The past nine months of my life have been spent packing and unpacking, shuffling my belongings into boxes, judging which objects are necessary to bring with in bags. I have constantly been coming and going, never in one place for too long. Living out of a suitcase gives you a sense of how little you actually need to live on.
All day I have been sorting through the explosion that has been my room for the past three weeks, trying to identify what to bring back to school. It’s been a long, arduous task and I have yet to try to fit everything into my car.
The thing about life is that it always seems to be hurtling forward and I’m constantly trying to keep up. I haven’t been sleeping this past week despite my best efforts which include praying, reading, and listening to Shakespeare soliloquies via YouTube. (The Shakespeare is actually counter-productive. Instead of dozing off, I just get really excited.) My mother insists that I haven’t been getting enough exercise, which is ridiculous because my gym attendance is at a record high. This morning, though, my dad brought up how much my life has changed over the past month.

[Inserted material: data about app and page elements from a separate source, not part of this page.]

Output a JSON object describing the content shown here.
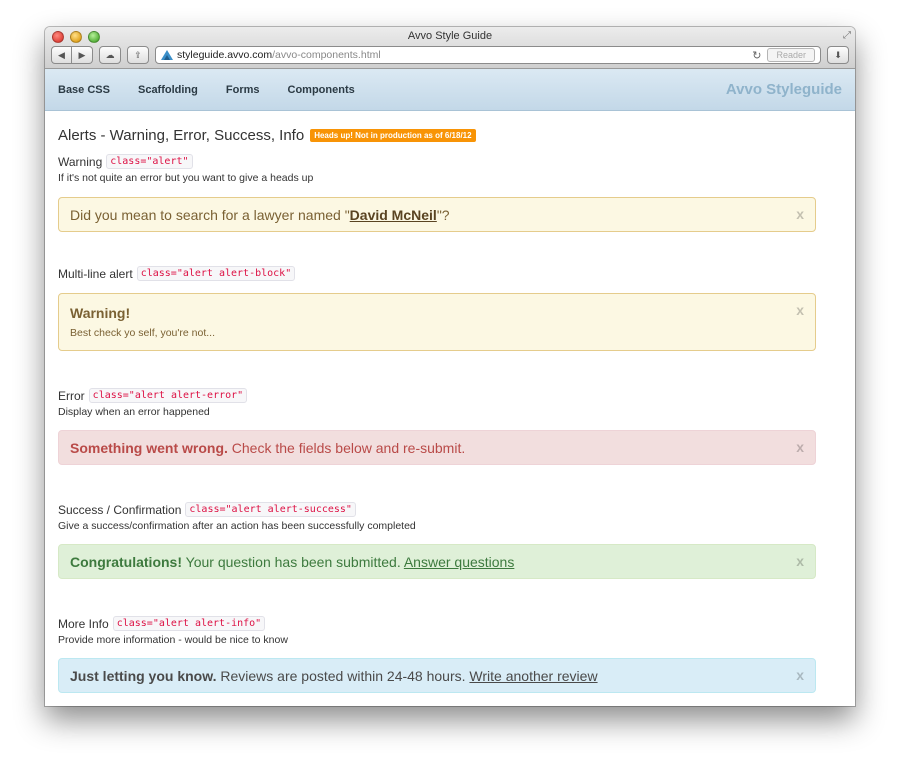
{
  "window": {
    "title": "Avvo Style Guide",
    "address_host": "styleguide.avvo.com",
    "address_path": "/avvo-components.html",
    "reader_label": "Reader",
    "reload_glyph": "↻",
    "fullscreen_glyph": "⤢",
    "share_glyph": "⇪",
    "download_glyph": "⬇",
    "back_glyph": "◀",
    "forward_glyph": "▶",
    "cloud_glyph": "☁"
  },
  "navbar": {
    "links": [
      "Base CSS",
      "Scaffolding",
      "Forms",
      "Components"
    ],
    "brand": "Avvo Styleguide"
  },
  "page": {
    "title": "Alerts - Warning, Error, Success, Info",
    "badge": "Heads up! Not in production as of 6/18/12"
  },
  "sections": {
    "warning": {
      "label": "Warning",
      "code": "class=\"alert\"",
      "desc": "If it's not quite an error but you want to give a heads up",
      "alert_prefix": "Did you mean to search for a lawyer named \"",
      "alert_link": "David McNeil",
      "alert_suffix": "\"?"
    },
    "multiline": {
      "label": "Multi-line alert",
      "code": "class=\"alert alert-block\"",
      "alert_title": "Warning!",
      "alert_body": "Best check yo self, you're not..."
    },
    "error": {
      "label": "Error",
      "code": "class=\"alert alert-error\"",
      "desc": "Display when an error happened",
      "alert_strong": "Something went wrong.",
      "alert_text": " Check the fields below and re-submit."
    },
    "success": {
      "label": "Success / Confirmation",
      "code": "class=\"alert alert-success\"",
      "desc": "Give a success/confirmation after an action has been successfully completed",
      "alert_strong": "Congratulations!",
      "alert_text": " Your question has been submitted. ",
      "alert_link": "Answer questions"
    },
    "info": {
      "label": "More Info",
      "code": "class=\"alert alert-info\"",
      "desc": "Provide more information - would be nice to know",
      "alert_strong": "Just letting you know.",
      "alert_text": " Reviews are posted within 24-48 hours. ",
      "alert_link": "Write another review"
    }
  },
  "close_glyph": "x",
  "colors": {
    "badge": "#f89406",
    "warning_bg": "#fcf8e3",
    "error_bg": "#f2dede",
    "success_bg": "#dff0d8",
    "info_bg": "#d9edf7",
    "brand": "#8fb3cb"
  }
}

One month ago I was living in London. I lived in alone in a little room in a dingy dorm with an odd assortment of eighteen year old British flatmates. Weekends were spent traveling the country. Long weekends were spent exploring greater Europe. In the past month I moved out of the dingy dorm room, guided my mother around my city, said goodbye to all my new friends, toured Paris, said goodbye to beautiful London, and flew home. Upon arriving at home, I was thrown into a whirl of jet lag, holiday plans, and large family gatherings.
Over the past month I have gone from living in one of the most vibrant and beautiful cities in the world to a little town in rural Minnesota. Talk about a culture shift!
Tomorrow I move back to Morris, the tiny little town on the prairie where I attend college. I have half a day to unpack, settle in, and see friends before the onslaught of junior year hits in full force. In just forty-eight hours, my life will be completely different from it is right now. I’ll be in a different bed, living with different people, feeding myself. I’ll go back to working two jobs, striving for good grades, and immersing myself in campus ministry.
As excited as I am about returning to all my friends, I’m also uneasy. I know where my place used to be in Morris. But life pushes on. People come and go, places shift, and I have changed. I’m not the same person I was when I left nine months ago. In turn, Morris isn’t the same place either.
My apprehension comes mainly from not knowing where my place will be now. It would be foolish to expect things to go back to how they used to be. Life pushes forward, and so must I. Adapting to the new-normal is essential. But what is this new normal? What role will I have? I know that I have a place. What will that be? I have no idea.
I made a post similar to this one on my travel blog where I discussed the concept of nostalgia.
To conclude, I’ve been living in the in-between for a very long time. Over the past month, my life has changed dramatically. In a few days, it will change even more. Change is a complicated thing. On one hand, it’s incredibly exciting. On the other, part of you longs for the familiar. I’ve learned, though, that the weird in-between stages of life is part of growing up. But there comes a time to leave the in-between behind. Nine months are a long time to live out of a suitcase. I think it’s time to pack up my car and settle back into a semblance of a normal life.
It’s time to exit the in-between and embrace the new.